Terebrant Basal Cell Carcinoma
Selma Benkirane*, Mounia Bennani, Jihane Ziani, Zakia Douhi, Sara Elloudi, Hanane BayBay and Fatima Zahra Mernissi
Department of Dermatology, University Hospital Hassan II, Morocco
- Corresponding Author:
- Selma Benkirane
Department of Dermatology
University Hospital Hassan II, Morocco
E-mail: [email protected]
terebrant basal cell carcinoma ■ local malignancy ■ difficult therapeutic management
A 78yr old woman with no significant pathological antecedents, except for the notion of chronic sun exposure living in an isolated rural area, was admitted to the dermatology consultation for an ulcerated, exudative and nascent lesion in the eye right evolving for 7 years. Clinical examination revealed an ulcer-budding tumor with beaded border, an infiltrated base about 8 cm long, well defined with irregular contours including all right eye reaching the root of the nose (Figure 1). The examination of the rest of the face showed signs of heliodermia: rhomboidal neck of jadassohn and elastoidoses with the comedones of Favre and Racouchot at the temples. Dermoscopic examination of the tumor revealed polymorphic vascularization, a white-blue veil, and rosettes (Figure 2). The rest of the somatic examination was devoid of peculiarities, notably no palpable lymphadenopathy or parotid hypertrophy. The evaluation of staging did not objectify any bone invasion. The histological study showed an infiltrating BCC. The patient was referred to plastic surgery for cancer treatment (Figure 3).

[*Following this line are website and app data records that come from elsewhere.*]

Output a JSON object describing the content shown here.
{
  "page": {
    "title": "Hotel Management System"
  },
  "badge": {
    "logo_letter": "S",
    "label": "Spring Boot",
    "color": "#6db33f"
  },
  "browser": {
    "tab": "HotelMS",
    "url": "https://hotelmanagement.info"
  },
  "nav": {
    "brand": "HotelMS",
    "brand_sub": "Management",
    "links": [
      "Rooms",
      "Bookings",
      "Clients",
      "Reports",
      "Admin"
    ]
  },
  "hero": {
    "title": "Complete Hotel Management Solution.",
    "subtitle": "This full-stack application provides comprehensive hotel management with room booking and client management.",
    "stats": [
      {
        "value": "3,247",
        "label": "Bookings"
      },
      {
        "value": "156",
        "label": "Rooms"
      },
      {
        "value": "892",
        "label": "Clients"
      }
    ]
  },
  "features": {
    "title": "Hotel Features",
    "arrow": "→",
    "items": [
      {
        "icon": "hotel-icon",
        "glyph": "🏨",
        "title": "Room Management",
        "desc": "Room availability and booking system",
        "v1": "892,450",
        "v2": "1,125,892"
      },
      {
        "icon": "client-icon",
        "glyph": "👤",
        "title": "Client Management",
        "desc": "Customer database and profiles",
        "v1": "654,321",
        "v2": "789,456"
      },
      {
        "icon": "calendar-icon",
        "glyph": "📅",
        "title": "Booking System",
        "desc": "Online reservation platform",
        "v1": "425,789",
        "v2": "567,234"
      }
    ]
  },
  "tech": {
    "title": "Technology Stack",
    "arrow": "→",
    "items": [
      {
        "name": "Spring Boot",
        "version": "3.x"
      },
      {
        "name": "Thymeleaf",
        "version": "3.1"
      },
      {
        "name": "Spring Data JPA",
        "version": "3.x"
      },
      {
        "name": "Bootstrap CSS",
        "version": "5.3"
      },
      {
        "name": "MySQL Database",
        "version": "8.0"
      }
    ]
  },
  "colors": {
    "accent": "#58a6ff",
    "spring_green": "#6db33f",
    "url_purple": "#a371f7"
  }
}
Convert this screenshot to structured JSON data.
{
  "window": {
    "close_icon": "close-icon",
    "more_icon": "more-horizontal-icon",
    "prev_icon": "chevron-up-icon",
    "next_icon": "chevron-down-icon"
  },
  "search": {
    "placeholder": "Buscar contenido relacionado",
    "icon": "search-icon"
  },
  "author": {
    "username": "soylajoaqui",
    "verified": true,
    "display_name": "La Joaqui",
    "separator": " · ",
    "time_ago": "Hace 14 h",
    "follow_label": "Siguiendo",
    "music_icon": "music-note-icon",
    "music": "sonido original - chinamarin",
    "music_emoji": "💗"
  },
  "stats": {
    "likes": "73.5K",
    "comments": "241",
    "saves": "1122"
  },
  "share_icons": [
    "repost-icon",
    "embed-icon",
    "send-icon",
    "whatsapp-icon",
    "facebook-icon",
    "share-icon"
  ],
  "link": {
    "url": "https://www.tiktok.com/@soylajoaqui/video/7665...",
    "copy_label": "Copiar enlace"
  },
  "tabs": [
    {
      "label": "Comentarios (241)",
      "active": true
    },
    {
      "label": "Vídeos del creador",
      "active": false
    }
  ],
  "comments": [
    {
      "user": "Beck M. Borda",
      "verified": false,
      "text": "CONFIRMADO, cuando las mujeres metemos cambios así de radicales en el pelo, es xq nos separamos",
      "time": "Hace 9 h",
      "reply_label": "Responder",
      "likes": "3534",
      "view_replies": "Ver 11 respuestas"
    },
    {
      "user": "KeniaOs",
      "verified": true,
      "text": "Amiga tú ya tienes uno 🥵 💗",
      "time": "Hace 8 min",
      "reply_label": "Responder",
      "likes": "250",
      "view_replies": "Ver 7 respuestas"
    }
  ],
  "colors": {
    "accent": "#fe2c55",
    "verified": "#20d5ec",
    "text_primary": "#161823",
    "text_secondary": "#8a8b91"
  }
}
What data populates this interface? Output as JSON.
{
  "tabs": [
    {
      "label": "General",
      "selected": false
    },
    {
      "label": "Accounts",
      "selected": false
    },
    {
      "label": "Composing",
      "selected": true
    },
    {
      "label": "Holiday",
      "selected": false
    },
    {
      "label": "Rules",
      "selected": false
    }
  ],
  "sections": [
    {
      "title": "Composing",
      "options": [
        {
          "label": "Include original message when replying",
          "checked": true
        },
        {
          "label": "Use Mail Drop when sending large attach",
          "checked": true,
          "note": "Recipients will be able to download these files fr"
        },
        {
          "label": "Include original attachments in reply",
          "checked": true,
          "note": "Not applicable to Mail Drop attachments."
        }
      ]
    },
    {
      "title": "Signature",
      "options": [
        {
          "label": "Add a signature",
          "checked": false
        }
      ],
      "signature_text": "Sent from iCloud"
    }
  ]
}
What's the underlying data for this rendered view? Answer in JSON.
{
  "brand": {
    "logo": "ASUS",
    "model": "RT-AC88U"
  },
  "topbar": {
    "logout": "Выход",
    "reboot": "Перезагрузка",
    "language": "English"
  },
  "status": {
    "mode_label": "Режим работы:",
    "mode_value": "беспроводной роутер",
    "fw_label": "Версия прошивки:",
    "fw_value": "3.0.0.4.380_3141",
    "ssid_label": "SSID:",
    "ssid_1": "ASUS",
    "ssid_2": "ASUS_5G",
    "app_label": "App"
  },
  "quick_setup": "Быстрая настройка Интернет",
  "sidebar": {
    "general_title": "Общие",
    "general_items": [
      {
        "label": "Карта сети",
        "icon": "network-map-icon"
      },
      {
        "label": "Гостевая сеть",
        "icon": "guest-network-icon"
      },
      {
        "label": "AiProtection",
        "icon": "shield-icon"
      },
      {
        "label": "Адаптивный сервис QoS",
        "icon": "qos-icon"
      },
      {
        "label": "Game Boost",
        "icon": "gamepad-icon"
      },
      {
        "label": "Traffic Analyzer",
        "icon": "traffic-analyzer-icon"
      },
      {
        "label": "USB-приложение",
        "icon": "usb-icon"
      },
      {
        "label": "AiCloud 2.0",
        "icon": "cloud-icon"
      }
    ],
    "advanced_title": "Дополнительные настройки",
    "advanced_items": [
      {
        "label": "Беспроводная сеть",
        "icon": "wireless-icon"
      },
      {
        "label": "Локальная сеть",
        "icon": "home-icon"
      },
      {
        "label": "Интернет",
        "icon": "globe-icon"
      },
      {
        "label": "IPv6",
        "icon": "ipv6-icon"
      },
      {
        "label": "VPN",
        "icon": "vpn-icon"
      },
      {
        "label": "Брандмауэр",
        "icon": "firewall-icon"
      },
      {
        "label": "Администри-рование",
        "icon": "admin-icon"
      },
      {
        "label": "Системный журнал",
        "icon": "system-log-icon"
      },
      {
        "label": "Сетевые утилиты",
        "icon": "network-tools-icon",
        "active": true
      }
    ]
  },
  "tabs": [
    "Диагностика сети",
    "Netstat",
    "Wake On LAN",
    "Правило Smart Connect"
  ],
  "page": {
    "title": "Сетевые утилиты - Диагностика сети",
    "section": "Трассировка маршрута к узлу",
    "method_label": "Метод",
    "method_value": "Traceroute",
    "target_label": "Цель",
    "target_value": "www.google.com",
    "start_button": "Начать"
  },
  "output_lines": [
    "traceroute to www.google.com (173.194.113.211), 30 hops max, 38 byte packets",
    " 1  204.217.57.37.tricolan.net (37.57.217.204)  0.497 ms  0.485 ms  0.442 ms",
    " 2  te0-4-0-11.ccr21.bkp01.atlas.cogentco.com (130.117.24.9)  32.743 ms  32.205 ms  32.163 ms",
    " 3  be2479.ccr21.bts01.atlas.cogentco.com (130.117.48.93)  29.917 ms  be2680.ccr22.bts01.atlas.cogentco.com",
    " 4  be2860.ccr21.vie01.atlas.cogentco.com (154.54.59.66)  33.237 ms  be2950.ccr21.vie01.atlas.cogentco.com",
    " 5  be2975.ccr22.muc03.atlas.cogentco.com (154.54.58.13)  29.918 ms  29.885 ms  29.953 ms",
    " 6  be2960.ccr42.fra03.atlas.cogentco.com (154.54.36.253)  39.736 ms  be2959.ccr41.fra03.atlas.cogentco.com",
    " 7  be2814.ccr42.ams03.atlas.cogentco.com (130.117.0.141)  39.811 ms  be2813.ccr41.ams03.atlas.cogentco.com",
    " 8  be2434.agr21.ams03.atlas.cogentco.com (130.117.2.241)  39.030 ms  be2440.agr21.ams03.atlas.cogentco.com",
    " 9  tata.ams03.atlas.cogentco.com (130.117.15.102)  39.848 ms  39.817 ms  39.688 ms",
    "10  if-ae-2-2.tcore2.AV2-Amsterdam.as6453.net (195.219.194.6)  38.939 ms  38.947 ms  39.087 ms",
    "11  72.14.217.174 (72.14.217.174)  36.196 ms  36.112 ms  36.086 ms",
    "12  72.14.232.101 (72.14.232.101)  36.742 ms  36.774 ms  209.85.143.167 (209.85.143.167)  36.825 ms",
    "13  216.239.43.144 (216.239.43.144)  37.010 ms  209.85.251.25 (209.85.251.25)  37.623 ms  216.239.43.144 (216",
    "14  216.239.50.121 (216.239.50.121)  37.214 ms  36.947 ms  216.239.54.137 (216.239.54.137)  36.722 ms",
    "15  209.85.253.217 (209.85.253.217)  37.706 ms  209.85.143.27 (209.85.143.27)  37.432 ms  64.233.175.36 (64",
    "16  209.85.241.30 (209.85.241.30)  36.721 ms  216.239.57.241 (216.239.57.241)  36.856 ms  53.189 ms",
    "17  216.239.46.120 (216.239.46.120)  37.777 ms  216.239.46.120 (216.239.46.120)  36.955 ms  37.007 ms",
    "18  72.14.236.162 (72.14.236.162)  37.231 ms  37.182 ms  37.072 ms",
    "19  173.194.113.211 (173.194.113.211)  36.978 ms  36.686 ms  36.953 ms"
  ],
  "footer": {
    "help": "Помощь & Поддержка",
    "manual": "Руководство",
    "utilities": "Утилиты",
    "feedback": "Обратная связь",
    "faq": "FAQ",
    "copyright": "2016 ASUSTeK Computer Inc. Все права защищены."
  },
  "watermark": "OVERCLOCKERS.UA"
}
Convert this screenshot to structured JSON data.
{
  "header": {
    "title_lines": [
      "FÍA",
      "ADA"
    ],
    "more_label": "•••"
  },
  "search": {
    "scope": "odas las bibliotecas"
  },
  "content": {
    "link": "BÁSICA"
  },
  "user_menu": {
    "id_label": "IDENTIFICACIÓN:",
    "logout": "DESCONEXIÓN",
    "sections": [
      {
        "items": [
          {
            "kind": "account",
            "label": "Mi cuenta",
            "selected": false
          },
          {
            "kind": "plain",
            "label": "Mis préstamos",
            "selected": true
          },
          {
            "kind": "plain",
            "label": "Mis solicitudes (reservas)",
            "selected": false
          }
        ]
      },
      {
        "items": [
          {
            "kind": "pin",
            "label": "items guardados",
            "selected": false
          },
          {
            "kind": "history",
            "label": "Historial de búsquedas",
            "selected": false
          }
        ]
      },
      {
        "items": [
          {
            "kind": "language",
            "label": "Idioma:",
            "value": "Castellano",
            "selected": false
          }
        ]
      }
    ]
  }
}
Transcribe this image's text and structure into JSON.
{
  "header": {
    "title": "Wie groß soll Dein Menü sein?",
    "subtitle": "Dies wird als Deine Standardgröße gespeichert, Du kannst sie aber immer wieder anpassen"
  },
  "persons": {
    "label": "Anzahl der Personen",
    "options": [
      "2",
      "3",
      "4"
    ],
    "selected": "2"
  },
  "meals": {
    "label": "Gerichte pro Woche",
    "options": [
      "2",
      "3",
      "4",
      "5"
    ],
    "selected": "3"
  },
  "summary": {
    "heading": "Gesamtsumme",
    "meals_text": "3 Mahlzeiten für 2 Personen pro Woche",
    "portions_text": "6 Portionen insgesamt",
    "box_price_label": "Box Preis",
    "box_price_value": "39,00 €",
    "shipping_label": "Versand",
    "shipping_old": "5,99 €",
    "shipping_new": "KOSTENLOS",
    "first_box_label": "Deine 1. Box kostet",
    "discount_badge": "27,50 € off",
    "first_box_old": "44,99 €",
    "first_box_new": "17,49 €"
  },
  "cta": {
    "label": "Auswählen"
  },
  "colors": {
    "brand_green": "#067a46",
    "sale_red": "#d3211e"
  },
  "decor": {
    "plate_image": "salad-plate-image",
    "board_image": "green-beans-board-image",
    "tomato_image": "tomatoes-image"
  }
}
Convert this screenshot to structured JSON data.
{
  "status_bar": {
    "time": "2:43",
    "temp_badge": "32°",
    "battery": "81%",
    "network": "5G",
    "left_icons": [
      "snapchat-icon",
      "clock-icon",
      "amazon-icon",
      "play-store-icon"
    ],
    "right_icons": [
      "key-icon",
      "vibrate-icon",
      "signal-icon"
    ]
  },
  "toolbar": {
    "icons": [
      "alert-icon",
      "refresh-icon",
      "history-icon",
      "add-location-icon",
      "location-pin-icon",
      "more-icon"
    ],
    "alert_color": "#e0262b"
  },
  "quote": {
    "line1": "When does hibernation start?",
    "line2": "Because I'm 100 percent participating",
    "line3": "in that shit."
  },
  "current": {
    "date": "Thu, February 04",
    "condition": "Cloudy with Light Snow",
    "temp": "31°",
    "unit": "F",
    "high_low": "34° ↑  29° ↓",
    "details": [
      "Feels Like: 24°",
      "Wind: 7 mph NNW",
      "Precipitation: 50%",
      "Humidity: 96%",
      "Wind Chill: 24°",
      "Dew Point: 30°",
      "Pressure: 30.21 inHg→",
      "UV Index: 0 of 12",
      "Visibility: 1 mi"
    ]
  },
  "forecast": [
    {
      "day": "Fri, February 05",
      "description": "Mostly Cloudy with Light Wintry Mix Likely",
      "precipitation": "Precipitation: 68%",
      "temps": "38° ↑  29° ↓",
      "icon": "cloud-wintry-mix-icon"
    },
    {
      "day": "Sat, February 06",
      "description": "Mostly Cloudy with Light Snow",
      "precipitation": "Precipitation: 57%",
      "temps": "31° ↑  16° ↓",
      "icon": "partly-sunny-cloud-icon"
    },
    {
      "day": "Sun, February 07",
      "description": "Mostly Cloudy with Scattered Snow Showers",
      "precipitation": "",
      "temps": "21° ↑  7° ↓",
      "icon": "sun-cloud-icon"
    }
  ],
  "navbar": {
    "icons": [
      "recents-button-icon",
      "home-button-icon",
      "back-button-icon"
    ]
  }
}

BCC is the most common skin cancer with predominantly local malignancy and slow evolution. It never affects the mucosa. It is characterized by a malignant tumor with an extremely rare risk of developing distant metastases and mortality. However, in the absence of diagnosis and early surgery, BCC can be locally invasive and invade soft tissues, cartilage and underlying bones. It can ulcerate and its growth can be important and destructive: boring tumors. Despite the usual absence of metastases, the prognosis is daunting, the treatment is often made impossible by the extent of the lesions and frequent recurrences. Decadence can be considerable, leading to death. Our Moroccan population consults most often at an advanced stage, which poses a problem of management and also engages the functional prognosis. It would therefore be necessary to carry out awareness campaigns and medical screening caravans for a wider population in order to prevent this sometimesfatal evolution.